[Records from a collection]

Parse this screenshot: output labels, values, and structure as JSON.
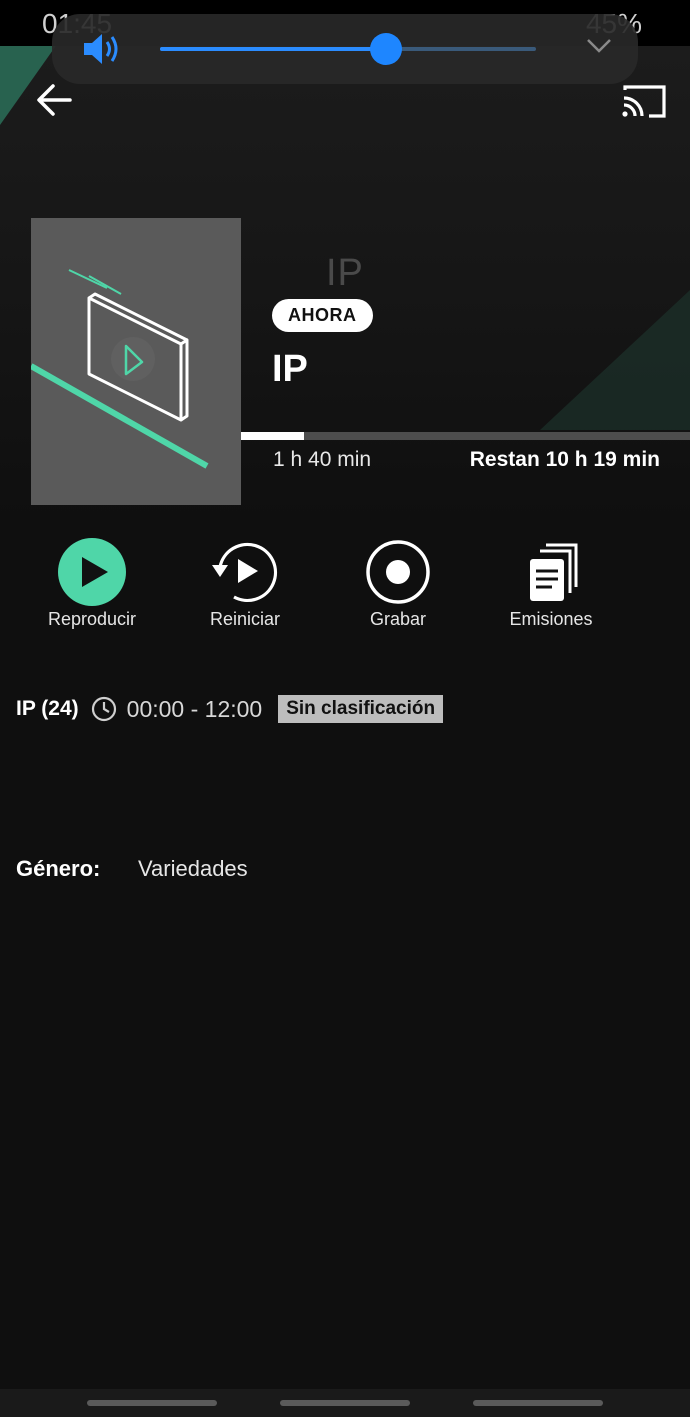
{
  "status": {
    "time": "01:45",
    "battery": "45%"
  },
  "colors": {
    "accent": "#4fd6a8",
    "volume": "#1e86ff",
    "background": "#0f0f0f"
  },
  "volume": {
    "level": 0.6
  },
  "header": {
    "back_icon": "arrow-left-icon",
    "cast_icon": "cast-icon"
  },
  "program": {
    "channel_logo": "IP",
    "badge": "AHORA",
    "title": "IP",
    "progress": 0.14,
    "elapsed": "1 h 40 min",
    "remaining": "Restan 10 h 19 min"
  },
  "actions": [
    {
      "label": "Reproducir",
      "icon": "play-icon"
    },
    {
      "label": "Reiniciar",
      "icon": "restart-icon"
    },
    {
      "label": "Grabar",
      "icon": "record-icon"
    },
    {
      "label": "Emisiones",
      "icon": "episodes-icon"
    }
  ],
  "info": {
    "channel": "IP (24)",
    "time_range": "00:00 - 12:00",
    "rating": "Sin clasificación"
  },
  "details": {
    "genre_label": "Género:",
    "genre_value": "Variedades"
  }
}
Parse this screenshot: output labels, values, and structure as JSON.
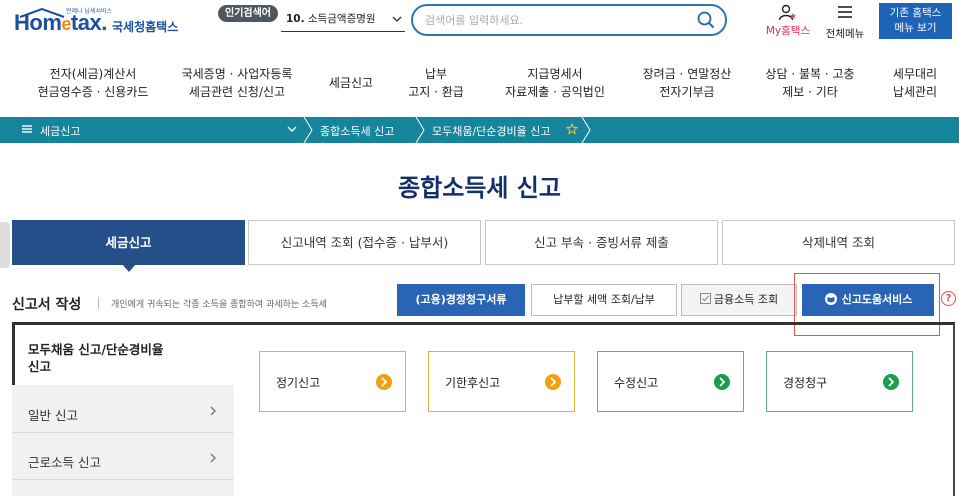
{
  "header": {
    "logo_tagline": "언제나 납세서비스",
    "logo_text": "Hometax",
    "logo_korean": "국세청홈택스",
    "popular_badge": "인기검색어",
    "popular_rank": "10.",
    "popular_term": "소득금액증명원",
    "search_placeholder": "검색어를 입력하세요.",
    "my_hometax": "My홈택스",
    "all_menu": "전체메뉴",
    "old_home_line1": "기존 홈택스",
    "old_home_line2": "메뉴 보기"
  },
  "nav": {
    "items": [
      {
        "line1": "전자(세금)계산서",
        "line2": "현금영수증 · 신용카드"
      },
      {
        "line1": "국세증명 · 사업자등록",
        "line2": "세금관련 신청/신고"
      },
      {
        "line1": "세금신고",
        "line2": ""
      },
      {
        "line1": "납부",
        "line2": "고지 · 환급"
      },
      {
        "line1": "지급명세서",
        "line2": "자료제출 · 공익법인"
      },
      {
        "line1": "장려금 · 연말정산",
        "line2": "전자기부금"
      },
      {
        "line1": "상담 · 불복 · 고충",
        "line2": "제보 · 기타"
      },
      {
        "line1": "세무대리",
        "line2": "납세관리"
      }
    ]
  },
  "breadcrumb": {
    "level1": "세금신고",
    "level2": "종합소득세 신고",
    "level3": "모두채움/단순경비율 신고"
  },
  "page_title": "종합소득세 신고",
  "tabs": [
    {
      "label": "세금신고",
      "active": true
    },
    {
      "label": "신고내역 조회 (접수증 · 납부서)",
      "active": false
    },
    {
      "label": "신고 부속 · 증빙서류 제출",
      "active": false
    },
    {
      "label": "삭제내역 조회",
      "active": false
    }
  ],
  "section": {
    "title": "신고서 작성",
    "description": "개인에게 귀속되는 각종 소득을 종합하여 과세하는 소득세"
  },
  "actions": {
    "claim": "(고용)경정청구서류",
    "tax_due": "납부할 세액 조회/납부",
    "finance_income": "금융소득 조회",
    "help_service": "신고도움서비스",
    "help_mark": "?"
  },
  "side_menu": {
    "selected_line1": "모두채움 신고/단순경비율",
    "selected_line2": "신고",
    "items": [
      "일반 신고",
      "근로소득 신고"
    ]
  },
  "cards": [
    {
      "label": "정기신고",
      "color": "#f0a012"
    },
    {
      "label": "기한후신고",
      "color": "#f0a012"
    },
    {
      "label": "수정신고",
      "color": "#1a9d4c"
    },
    {
      "label": "경정청구",
      "color": "#1a9d4c"
    }
  ],
  "colors": {
    "brand_blue": "#1b4fa0",
    "breadcrumb_teal": "#16849a",
    "active_tab": "#254f88",
    "highlight_red": "#e2534e"
  }
}
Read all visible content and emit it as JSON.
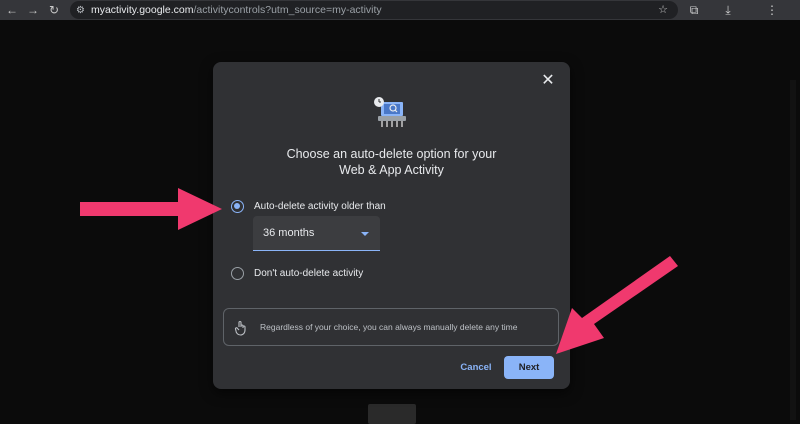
{
  "browser": {
    "nav": {
      "back": "←",
      "forward": "→",
      "reload": "↻"
    },
    "url_host": "myactivity.google.com",
    "url_path": "/activitycontrols?utm_source=my-activity",
    "icons": [
      "star-icon",
      "extensions-icon",
      "download-icon",
      "menu-icon"
    ]
  },
  "dialog": {
    "close_label": "✕",
    "heading_line1": "Choose an auto-delete option for your",
    "heading_line2": "Web & App Activity",
    "option_auto_delete": "Auto-delete activity older than",
    "selected_period": "36 months",
    "option_no_delete": "Don't auto-delete activity",
    "info_text": "Regardless of your choice, you can always manually delete any time",
    "cancel_label": "Cancel",
    "next_label": "Next"
  },
  "colors": {
    "accent": "#8ab4f8",
    "dialog_bg": "#303134",
    "annotation_arrow": "#f0396e"
  }
}
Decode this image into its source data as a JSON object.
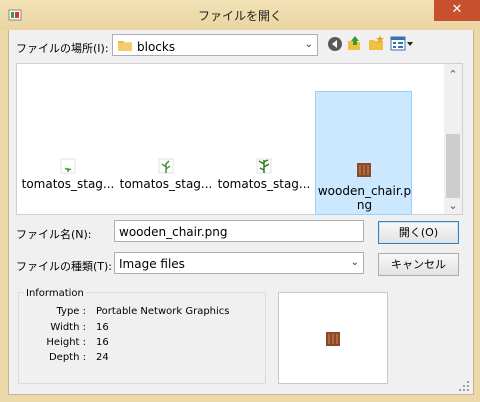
{
  "window": {
    "title": "ファイルを開く",
    "close_glyph": "✕"
  },
  "look_in": {
    "label": "ファイルの場所(I):",
    "value": "blocks"
  },
  "files": [
    {
      "name": "tomatos_stag..."
    },
    {
      "name": "tomatos_stag..."
    },
    {
      "name": "tomatos_stag..."
    },
    {
      "name": "wooden_chair.png"
    }
  ],
  "filename": {
    "label": "ファイル名(N):",
    "value": "wooden_chair.png"
  },
  "filetype": {
    "label": "ファイルの種類(T):",
    "value": "Image files"
  },
  "buttons": {
    "open": "開く(O)",
    "cancel": "キャンセル"
  },
  "info": {
    "heading": "Information",
    "rows": [
      {
        "key": "Type :",
        "value": "Portable Network Graphics"
      },
      {
        "key": "Width :",
        "value": "16"
      },
      {
        "key": "Height :",
        "value": "16"
      },
      {
        "key": "Depth :",
        "value": "24"
      }
    ]
  },
  "scroll_up_glyph": "⌃",
  "scroll_down_glyph": "⌄",
  "combo_arrow_glyph": "⌄"
}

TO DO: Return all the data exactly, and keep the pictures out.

RESULT:
Parse this screenshot: output labels, values, and structure as JSON.
{
  "status": {
    "time": "01:45",
    "battery": "45%"
  },
  "colors": {
    "accent": "#4fd6a8",
    "volume": "#1e86ff",
    "background": "#0f0f0f"
  },
  "volume": {
    "level": 0.6
  },
  "header": {
    "back_icon": "arrow-left-icon",
    "cast_icon": "cast-icon"
  },
  "program": {
    "channel_logo": "IP",
    "badge": "AHORA",
    "title": "IP",
    "progress": 0.14,
    "elapsed": "1 h 40 min",
    "remaining": "Restan 10 h 19 min"
  },
  "actions": [
    {
      "label": "Reproducir",
      "icon": "play-icon"
    },
    {
      "label": "Reiniciar",
      "icon": "restart-icon"
    },
    {
      "label": "Grabar",
      "icon": "record-icon"
    },
    {
      "label": "Emisiones",
      "icon": "episodes-icon"
    }
  ],
  "info": {
    "channel": "IP (24)",
    "time_range": "00:00 - 12:00",
    "rating": "Sin clasificación"
  },
  "details": {
    "genre_label": "Género:",
    "genre_value": "Variedades"
  }
}
Parse this screenshot: output labels, values, and structure as JSON.
{
  "header": {
    "logo_tagline": "언제나 납세서비스",
    "logo_text": "Hometax",
    "logo_korean": "국세청홈택스",
    "popular_badge": "인기검색어",
    "popular_rank": "10.",
    "popular_term": "소득금액증명원",
    "search_placeholder": "검색어를 입력하세요.",
    "my_hometax": "My홈택스",
    "all_menu": "전체메뉴",
    "old_home_line1": "기존 홈택스",
    "old_home_line2": "메뉴 보기"
  },
  "nav": {
    "items": [
      {
        "line1": "전자(세금)계산서",
        "line2": "현금영수증 · 신용카드"
      },
      {
        "line1": "국세증명 · 사업자등록",
        "line2": "세금관련 신청/신고"
      },
      {
        "line1": "세금신고",
        "line2": ""
      },
      {
        "line1": "납부",
        "line2": "고지 · 환급"
      },
      {
        "line1": "지급명세서",
        "line2": "자료제출 · 공익법인"
      },
      {
        "line1": "장려금 · 연말정산",
        "line2": "전자기부금"
      },
      {
        "line1": "상담 · 불복 · 고충",
        "line2": "제보 · 기타"
      },
      {
        "line1": "세무대리",
        "line2": "납세관리"
      }
    ]
  },
  "breadcrumb": {
    "level1": "세금신고",
    "level2": "종합소득세 신고",
    "level3": "모두채움/단순경비율 신고"
  },
  "page_title": "종합소득세 신고",
  "tabs": [
    {
      "label": "세금신고",
      "active": true
    },
    {
      "label": "신고내역 조회 (접수증 · 납부서)",
      "active": false
    },
    {
      "label": "신고 부속 · 증빙서류 제출",
      "active": false
    },
    {
      "label": "삭제내역 조회",
      "active": false
    }
  ],
  "section": {
    "title": "신고서 작성",
    "description": "개인에게 귀속되는 각종 소득을 종합하여 과세하는 소득세"
  },
  "actions": {
    "claim": "(고용)경정청구서류",
    "tax_due": "납부할 세액 조회/납부",
    "finance_income": "금융소득 조회",
    "help_service": "신고도움서비스",
    "help_mark": "?"
  },
  "side_menu": {
    "selected_line1": "모두채움 신고/단순경비율",
    "selected_line2": "신고",
    "items": [
      "일반 신고",
      "근로소득 신고"
    ]
  },
  "cards": [
    {
      "label": "정기신고",
      "color": "#f0a012"
    },
    {
      "label": "기한후신고",
      "color": "#f0a012"
    },
    {
      "label": "수정신고",
      "color": "#1a9d4c"
    },
    {
      "label": "경정청구",
      "color": "#1a9d4c"
    }
  ],
  "colors": {
    "brand_blue": "#1b4fa0",
    "breadcrumb_teal": "#16849a",
    "active_tab": "#254f88",
    "highlight_red": "#e2534e"
  }
}
Read all visible content and emit it as JSON.
{
  "browser": {
    "nav": {
      "back": "←",
      "forward": "→",
      "reload": "↻"
    },
    "url_host": "myactivity.google.com",
    "url_path": "/activitycontrols?utm_source=my-activity",
    "icons": [
      "star-icon",
      "extensions-icon",
      "download-icon",
      "menu-icon"
    ]
  },
  "dialog": {
    "close_label": "✕",
    "heading_line1": "Choose an auto-delete option for your",
    "heading_line2": "Web & App Activity",
    "option_auto_delete": "Auto-delete activity older than",
    "selected_period": "36 months",
    "option_no_delete": "Don't auto-delete activity",
    "info_text": "Regardless of your choice, you can always manually delete any time",
    "cancel_label": "Cancel",
    "next_label": "Next"
  },
  "colors": {
    "accent": "#8ab4f8",
    "dialog_bg": "#303134",
    "annotation_arrow": "#f0396e"
  }
}
Decode this image into its source data as a JSON object.
{
  "window": {
    "title": "ファイルを開く",
    "close_glyph": "✕"
  },
  "look_in": {
    "label": "ファイルの場所(I):",
    "value": "blocks"
  },
  "files": [
    {
      "name": "tomatos_stag..."
    },
    {
      "name": "tomatos_stag..."
    },
    {
      "name": "tomatos_stag..."
    },
    {
      "name": "wooden_chair.png"
    }
  ],
  "filename": {
    "label": "ファイル名(N):",
    "value": "wooden_chair.png"
  },
  "filetype": {
    "label": "ファイルの種類(T):",
    "value": "Image files"
  },
  "buttons": {
    "open": "開く(O)",
    "cancel": "キャンセル"
  },
  "info": {
    "heading": "Information",
    "rows": [
      {
        "key": "Type :",
        "value": "Portable Network Graphics"
      },
      {
        "key": "Width :",
        "value": "16"
      },
      {
        "key": "Height :",
        "value": "16"
      },
      {
        "key": "Depth :",
        "value": "24"
      }
    ]
  },
  "scroll_up_glyph": "⌃",
  "scroll_down_glyph": "⌄",
  "combo_arrow_glyph": "⌄"
}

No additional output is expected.